**What you should do:** An exact, complete copy of the entries is what is needed.

(Page and application data records)
————————

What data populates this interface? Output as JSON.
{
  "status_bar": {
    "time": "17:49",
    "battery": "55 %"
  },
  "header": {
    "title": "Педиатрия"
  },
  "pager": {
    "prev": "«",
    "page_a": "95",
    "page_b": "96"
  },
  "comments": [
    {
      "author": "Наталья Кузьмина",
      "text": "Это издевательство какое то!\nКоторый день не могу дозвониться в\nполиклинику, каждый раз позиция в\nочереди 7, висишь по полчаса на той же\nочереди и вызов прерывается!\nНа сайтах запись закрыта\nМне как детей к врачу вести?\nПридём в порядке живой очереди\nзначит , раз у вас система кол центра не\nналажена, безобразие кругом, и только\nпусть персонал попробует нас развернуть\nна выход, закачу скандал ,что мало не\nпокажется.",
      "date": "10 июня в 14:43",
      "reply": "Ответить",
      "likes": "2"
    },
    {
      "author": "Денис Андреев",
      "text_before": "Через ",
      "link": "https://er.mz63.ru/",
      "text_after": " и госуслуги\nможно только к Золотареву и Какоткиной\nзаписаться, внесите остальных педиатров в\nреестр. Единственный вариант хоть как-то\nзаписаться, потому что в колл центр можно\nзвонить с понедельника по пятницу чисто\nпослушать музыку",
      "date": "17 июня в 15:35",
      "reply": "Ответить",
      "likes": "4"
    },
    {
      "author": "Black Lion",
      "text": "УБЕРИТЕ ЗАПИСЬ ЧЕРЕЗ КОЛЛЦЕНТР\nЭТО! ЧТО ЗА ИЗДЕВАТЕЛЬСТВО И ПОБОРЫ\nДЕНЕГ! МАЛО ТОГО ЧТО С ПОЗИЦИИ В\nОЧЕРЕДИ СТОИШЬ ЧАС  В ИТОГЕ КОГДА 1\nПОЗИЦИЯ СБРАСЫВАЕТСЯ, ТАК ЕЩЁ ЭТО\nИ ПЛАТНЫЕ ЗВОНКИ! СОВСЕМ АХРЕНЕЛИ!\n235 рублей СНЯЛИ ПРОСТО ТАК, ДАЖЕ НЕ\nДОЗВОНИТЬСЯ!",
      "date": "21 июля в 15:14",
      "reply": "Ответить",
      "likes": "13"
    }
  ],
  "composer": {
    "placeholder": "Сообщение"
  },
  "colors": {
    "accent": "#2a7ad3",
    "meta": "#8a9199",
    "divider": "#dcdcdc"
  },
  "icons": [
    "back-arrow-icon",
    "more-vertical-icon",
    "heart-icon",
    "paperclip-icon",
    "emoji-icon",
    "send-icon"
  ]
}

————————

**Answer to this task:**
What data populates this interface? Output as JSON.
{
  "status_bar": {
    "time": "17:49",
    "battery": "55 %"
  },
  "header": {
    "title": "Педиатрия"
  },
  "pager": {
    "prev": "«",
    "page_a": "95",
    "page_b": "96"
  },
  "comments": [
    {
      "author": "Наталья Кузьмина",
      "text": "Это издевательство какое то!\nКоторый день не могу дозвониться в\nполиклинику, каждый раз позиция в\nочереди 7, висишь по полчаса на той же\nочереди и вызов прерывается!\nНа сайтах запись закрыта\nМне как детей к врачу вести?\nПридём в порядке живой очереди\nзначит , раз у вас система кол центра не\nналажена, безобразие кругом, и только\nпусть персонал попробует нас развернуть\nна выход, закачу скандал ,что мало не\nпокажется.",
      "date": "10 июня в 14:43",
      "reply": "Ответить",
      "likes": "2"
    },
    {
      "author": "Денис Андреев",
      "text_before": "Через ",
      "link": "https://er.mz63.ru/",
      "text_after": " и госуслуги\nможно только к Золотареву и Какоткиной\nзаписаться, внесите остальных педиатров в\nреестр. Единственный вариант хоть как-то\nзаписаться, потому что в колл центр можно\nзвонить с понедельника по пятницу чисто\nпослушать музыку",
      "date": "17 июня в 15:35",
      "reply": "Ответить",
      "likes": "4"
    },
    {
      "author": "Black Lion",
      "text": "УБЕРИТЕ ЗАПИСЬ ЧЕРЕЗ КОЛЛЦЕНТР\nЭТО! ЧТО ЗА ИЗДЕВАТЕЛЬСТВО И ПОБОРЫ\nДЕНЕГ! МАЛО ТОГО ЧТО С ПОЗИЦИИ В\nОЧЕРЕДИ СТОИШЬ ЧАС  В ИТОГЕ КОГДА 1\nПОЗИЦИЯ СБРАСЫВАЕТСЯ, ТАК ЕЩЁ ЭТО\nИ ПЛАТНЫЕ ЗВОНКИ! СОВСЕМ АХРЕНЕЛИ!\n235 рублей СНЯЛИ ПРОСТО ТАК, ДАЖЕ НЕ\nДОЗВОНИТЬСЯ!",
      "date": "21 июля в 15:14",
      "reply": "Ответить",
      "likes": "13"
    }
  ],
  "composer": {
    "placeholder": "Сообщение"
  },
  "colors": {
    "accent": "#2a7ad3",
    "meta": "#8a9199",
    "divider": "#dcdcdc"
  },
  "icons": [
    "back-arrow-icon",
    "more-vertical-icon",
    "heart-icon",
    "paperclip-icon",
    "emoji-icon",
    "send-icon"
  ]
}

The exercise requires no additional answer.